Before undertaking its substantive analysis under the FCA, the Fifth Circuit analyzed whether it had jurisdiction to hear the relators’ appeal. Though the relators and government agreed that there was appellate jurisdiction, the Fifth Circuit identified a potential issue based on the timeline of two events: (1) relators’ voluntary dismissal without prejudice; and (2) the District Court’s order granting the government’s motion to dismiss. Specifically, the Fifth Circuit analyzed whether the relators’ voluntary dismissal eight months prior to the government’s motion to dismiss deprived the District Court of the ability to issue a final appealable order. The Fifth Circuit declined to create a Circuit split on the question, and concluded “that the prior without-prejudice dismissals did not deprive the district court’s subsequent decision of finality.”
With the jurisdictional question resolved, the Fifth Circuit next turned to the question of the government’s § 3730(c)(2)(A) authority to dismiss FCA lawsuits; but ultimately declined the opportunity to take a side on the standard for dismissal of a qui tam lawsuit under the FCA. As it typically does, the government advocated for the “unfettered discretion” standard from Swift v. United States, 318 F.3d 250, 252 (D.C. Cir. 2003), while the relators unsurprisingly argued for the rational-relation test from United States ex rel. Sequoia Orange Co. v. Baird-Neece Packing Corp., 151 F.3d 1139, 1145 (9th Cir. 1998). Without deciding which standard should apply, the panel instead determined that: (1) the government had satisfied the higher Sequoia Orange standard by establishing a rational relationship between dismissal and accomplishment of a valid government purpose—the patient education programs in question were lawful, and the case lacked sufficient merit to justify the cost of its investigation and prosecution; and (2) relator could not “demonstrate that dismissal [wa]s fraudulent, arbitrary and capricious, or illegal.” The Fifth Circuit ultimately determined, however, that the relators had an opportunity to present their evidence and arguments against dismissal in a hearing and failed to persuade the district court judge, so dismissal was appropriate.
While the Fifth Circuit has declined several times to formally weigh in on the standard that applies to DOJ’s authority to move to dismiss a qui tam case, this decision reaffirms that even the Sequoia rational relation test is highly deferential.
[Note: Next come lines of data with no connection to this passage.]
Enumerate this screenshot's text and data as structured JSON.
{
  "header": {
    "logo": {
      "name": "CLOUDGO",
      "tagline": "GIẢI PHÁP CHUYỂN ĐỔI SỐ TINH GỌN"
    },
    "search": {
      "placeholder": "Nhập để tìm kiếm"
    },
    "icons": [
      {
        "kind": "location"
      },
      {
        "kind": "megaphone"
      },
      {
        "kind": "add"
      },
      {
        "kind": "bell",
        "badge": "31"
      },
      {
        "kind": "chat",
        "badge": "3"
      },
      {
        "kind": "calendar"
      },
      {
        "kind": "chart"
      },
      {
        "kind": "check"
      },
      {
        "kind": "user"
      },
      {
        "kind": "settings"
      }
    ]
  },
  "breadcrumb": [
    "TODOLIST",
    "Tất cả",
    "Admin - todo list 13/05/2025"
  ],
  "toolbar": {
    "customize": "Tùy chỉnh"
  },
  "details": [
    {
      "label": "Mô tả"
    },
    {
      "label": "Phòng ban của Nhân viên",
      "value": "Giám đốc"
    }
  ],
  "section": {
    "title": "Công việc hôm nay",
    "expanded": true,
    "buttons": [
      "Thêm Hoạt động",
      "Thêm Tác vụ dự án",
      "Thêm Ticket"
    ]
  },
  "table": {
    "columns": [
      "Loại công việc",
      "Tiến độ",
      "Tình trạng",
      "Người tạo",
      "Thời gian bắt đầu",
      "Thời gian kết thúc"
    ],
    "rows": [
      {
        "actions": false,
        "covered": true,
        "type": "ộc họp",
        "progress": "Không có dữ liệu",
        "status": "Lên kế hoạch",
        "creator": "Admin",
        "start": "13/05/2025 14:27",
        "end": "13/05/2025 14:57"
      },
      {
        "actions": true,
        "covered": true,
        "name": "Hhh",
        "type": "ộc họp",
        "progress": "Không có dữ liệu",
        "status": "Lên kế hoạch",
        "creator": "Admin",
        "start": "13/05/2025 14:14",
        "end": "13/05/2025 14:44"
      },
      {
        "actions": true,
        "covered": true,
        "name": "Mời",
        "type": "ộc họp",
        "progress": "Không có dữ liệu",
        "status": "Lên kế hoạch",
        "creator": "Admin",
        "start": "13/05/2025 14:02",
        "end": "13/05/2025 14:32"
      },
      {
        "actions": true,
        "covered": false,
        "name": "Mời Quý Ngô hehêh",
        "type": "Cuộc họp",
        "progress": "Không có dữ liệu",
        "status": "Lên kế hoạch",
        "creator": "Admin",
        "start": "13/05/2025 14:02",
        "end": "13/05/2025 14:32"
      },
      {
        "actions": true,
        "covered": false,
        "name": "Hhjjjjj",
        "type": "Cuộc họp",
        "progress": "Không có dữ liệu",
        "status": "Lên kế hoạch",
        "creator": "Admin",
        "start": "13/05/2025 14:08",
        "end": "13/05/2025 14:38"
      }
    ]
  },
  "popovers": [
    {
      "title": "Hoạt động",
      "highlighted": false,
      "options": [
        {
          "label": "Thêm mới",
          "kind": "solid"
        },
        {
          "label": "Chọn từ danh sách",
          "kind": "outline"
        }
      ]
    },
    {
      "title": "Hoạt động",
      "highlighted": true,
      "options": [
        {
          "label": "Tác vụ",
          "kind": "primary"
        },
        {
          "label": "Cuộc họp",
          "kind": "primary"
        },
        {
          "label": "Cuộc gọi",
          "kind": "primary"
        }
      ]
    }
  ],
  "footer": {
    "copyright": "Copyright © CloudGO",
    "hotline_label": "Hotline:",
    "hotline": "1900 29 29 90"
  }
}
This case also serves as a reminder that the government’s decision not to intervene in a qui tam suit does not rule out the possibility of DOJ later moving to dismiss the suit altogether if the circumstances warrant it.